On October 18, 2014 David M. Herszenhorn published an article in The New York Times entitled "Where Mud is Archaeological Gold, Russian History Grew on Trees." The article described and illustrated examples of the over 1000 documents, including many letters, written on birch-bark that were excavated from the mud of the Russian city, Veliky Novgorod or Novgorod in Russia. The city, founded in the late 10th century CE, has been the site of numerous invaluable archaeological finds excavated from mud. The large number of documents, which survived since birch-bark does not decay in mud, provide a window into diverse aspects of society in the region during the Middle Ages.

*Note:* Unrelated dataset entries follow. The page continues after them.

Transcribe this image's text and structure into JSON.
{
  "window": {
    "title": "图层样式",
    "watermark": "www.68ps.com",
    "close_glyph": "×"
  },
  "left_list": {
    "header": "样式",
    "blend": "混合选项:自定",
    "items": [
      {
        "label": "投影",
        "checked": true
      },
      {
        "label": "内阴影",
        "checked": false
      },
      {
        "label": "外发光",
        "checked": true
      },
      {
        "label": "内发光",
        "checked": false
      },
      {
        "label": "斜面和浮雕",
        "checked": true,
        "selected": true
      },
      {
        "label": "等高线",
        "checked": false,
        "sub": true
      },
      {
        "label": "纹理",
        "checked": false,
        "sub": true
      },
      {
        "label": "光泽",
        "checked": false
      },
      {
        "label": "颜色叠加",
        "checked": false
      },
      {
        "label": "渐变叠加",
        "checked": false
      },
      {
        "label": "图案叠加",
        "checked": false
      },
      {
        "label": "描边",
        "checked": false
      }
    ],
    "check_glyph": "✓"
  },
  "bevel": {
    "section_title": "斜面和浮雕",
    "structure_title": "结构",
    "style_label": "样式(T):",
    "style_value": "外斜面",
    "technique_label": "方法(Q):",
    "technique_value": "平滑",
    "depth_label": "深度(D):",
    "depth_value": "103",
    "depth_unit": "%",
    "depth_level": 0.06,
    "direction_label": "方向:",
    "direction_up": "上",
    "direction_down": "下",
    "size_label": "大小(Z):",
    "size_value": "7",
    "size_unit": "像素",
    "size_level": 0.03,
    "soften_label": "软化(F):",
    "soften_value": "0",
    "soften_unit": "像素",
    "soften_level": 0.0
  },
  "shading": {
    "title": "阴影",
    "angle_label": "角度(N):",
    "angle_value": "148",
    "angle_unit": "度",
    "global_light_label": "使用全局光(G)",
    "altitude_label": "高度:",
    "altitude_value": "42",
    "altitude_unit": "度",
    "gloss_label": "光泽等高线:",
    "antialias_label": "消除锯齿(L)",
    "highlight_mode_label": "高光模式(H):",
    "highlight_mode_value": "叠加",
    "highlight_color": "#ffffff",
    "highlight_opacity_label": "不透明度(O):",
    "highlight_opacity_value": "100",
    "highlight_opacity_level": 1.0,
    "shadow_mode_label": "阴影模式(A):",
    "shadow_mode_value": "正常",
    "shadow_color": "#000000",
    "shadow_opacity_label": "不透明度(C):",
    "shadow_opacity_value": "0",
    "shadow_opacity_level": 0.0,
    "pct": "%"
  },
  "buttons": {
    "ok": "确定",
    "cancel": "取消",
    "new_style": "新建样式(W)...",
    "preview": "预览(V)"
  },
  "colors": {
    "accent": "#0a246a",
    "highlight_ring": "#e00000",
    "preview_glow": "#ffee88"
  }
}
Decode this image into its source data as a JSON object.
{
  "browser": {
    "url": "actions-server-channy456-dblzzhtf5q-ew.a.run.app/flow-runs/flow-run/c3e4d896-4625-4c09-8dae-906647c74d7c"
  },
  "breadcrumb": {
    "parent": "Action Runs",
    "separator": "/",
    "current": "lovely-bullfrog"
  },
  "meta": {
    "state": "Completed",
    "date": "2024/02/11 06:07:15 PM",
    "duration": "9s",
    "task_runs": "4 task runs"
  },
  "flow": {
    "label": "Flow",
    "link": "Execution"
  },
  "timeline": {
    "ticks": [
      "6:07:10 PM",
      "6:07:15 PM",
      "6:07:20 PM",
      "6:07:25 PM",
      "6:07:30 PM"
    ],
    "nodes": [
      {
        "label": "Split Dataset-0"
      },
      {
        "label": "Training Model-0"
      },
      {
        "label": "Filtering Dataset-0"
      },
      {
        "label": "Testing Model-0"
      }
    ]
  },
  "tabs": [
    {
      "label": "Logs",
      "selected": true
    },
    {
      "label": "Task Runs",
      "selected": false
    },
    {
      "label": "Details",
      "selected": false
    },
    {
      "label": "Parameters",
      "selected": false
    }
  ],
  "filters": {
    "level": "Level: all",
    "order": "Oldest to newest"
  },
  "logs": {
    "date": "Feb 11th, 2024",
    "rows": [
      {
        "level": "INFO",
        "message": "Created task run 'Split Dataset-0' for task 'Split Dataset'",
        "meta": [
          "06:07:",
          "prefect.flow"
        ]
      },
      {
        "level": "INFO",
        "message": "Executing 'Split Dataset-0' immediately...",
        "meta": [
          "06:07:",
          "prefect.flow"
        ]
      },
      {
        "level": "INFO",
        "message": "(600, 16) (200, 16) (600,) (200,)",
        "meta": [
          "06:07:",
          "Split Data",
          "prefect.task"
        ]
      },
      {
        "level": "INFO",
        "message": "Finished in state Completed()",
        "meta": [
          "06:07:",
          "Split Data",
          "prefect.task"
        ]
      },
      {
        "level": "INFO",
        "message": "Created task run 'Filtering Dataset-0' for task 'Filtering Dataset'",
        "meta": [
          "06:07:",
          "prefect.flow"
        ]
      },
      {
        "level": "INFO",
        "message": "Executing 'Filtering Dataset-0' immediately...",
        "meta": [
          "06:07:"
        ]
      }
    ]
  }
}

In October 2014 a Russian website (gramoty.ru) concerning the birch-bark documents was available at this link.